Web page and app entries:
● ● ● ● ● ● ●
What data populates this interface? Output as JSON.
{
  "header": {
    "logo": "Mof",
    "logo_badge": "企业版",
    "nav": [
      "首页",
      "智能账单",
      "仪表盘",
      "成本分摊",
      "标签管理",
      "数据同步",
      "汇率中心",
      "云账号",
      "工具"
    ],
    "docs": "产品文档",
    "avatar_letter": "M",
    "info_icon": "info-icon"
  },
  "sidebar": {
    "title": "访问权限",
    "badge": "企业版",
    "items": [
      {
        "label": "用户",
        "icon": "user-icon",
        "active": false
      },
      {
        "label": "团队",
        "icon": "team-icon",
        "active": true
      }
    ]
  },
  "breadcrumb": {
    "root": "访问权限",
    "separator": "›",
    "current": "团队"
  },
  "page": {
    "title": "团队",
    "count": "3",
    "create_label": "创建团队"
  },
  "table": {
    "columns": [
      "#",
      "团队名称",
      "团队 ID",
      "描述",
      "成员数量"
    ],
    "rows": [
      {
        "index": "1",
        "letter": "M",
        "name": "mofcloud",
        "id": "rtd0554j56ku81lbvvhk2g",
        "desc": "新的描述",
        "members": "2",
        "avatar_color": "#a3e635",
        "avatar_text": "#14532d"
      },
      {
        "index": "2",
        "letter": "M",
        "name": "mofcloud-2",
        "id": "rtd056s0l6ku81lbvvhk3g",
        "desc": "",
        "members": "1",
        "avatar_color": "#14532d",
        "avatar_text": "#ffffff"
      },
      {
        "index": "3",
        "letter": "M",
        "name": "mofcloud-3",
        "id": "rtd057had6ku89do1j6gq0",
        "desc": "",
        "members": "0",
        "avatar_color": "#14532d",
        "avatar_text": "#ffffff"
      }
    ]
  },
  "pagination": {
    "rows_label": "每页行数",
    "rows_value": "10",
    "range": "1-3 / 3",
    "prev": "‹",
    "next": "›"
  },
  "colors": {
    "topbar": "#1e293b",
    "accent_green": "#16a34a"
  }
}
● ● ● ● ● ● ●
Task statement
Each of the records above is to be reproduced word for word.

Result of this exercise
What data populates this interface? Output as JSON.
{
  "header": {
    "logo": "Mof",
    "logo_badge": "企业版",
    "nav": [
      "首页",
      "智能账单",
      "仪表盘",
      "成本分摊",
      "标签管理",
      "数据同步",
      "汇率中心",
      "云账号",
      "工具"
    ],
    "docs": "产品文档",
    "avatar_letter": "M",
    "info_icon": "info-icon"
  },
  "sidebar": {
    "title": "访问权限",
    "badge": "企业版",
    "items": [
      {
        "label": "用户",
        "icon": "user-icon",
        "active": false
      },
      {
        "label": "团队",
        "icon": "team-icon",
        "active": true
      }
    ]
  },
  "breadcrumb": {
    "root": "访问权限",
    "separator": "›",
    "current": "团队"
  },
  "page": {
    "title": "团队",
    "count": "3",
    "create_label": "创建团队"
  },
  "table": {
    "columns": [
      "#",
      "团队名称",
      "团队 ID",
      "描述",
      "成员数量"
    ],
    "rows": [
      {
        "index": "1",
        "letter": "M",
        "name": "mofcloud",
        "id": "rtd0554j56ku81lbvvhk2g",
        "desc": "新的描述",
        "members": "2",
        "avatar_color": "#a3e635",
        "avatar_text": "#14532d"
      },
      {
        "index": "2",
        "letter": "M",
        "name": "mofcloud-2",
        "id": "rtd056s0l6ku81lbvvhk3g",
        "desc": "",
        "members": "1",
        "avatar_color": "#14532d",
        "avatar_text": "#ffffff"
      },
      {
        "index": "3",
        "letter": "M",
        "name": "mofcloud-3",
        "id": "rtd057had6ku89do1j6gq0",
        "desc": "",
        "members": "0",
        "avatar_color": "#14532d",
        "avatar_text": "#ffffff"
      }
    ]
  },
  "pagination": {
    "rows_label": "每页行数",
    "rows_value": "10",
    "range": "1-3 / 3",
    "prev": "‹",
    "next": "›"
  },
  "colors": {
    "topbar": "#1e293b",
    "accent_green": "#16a34a"
  }
}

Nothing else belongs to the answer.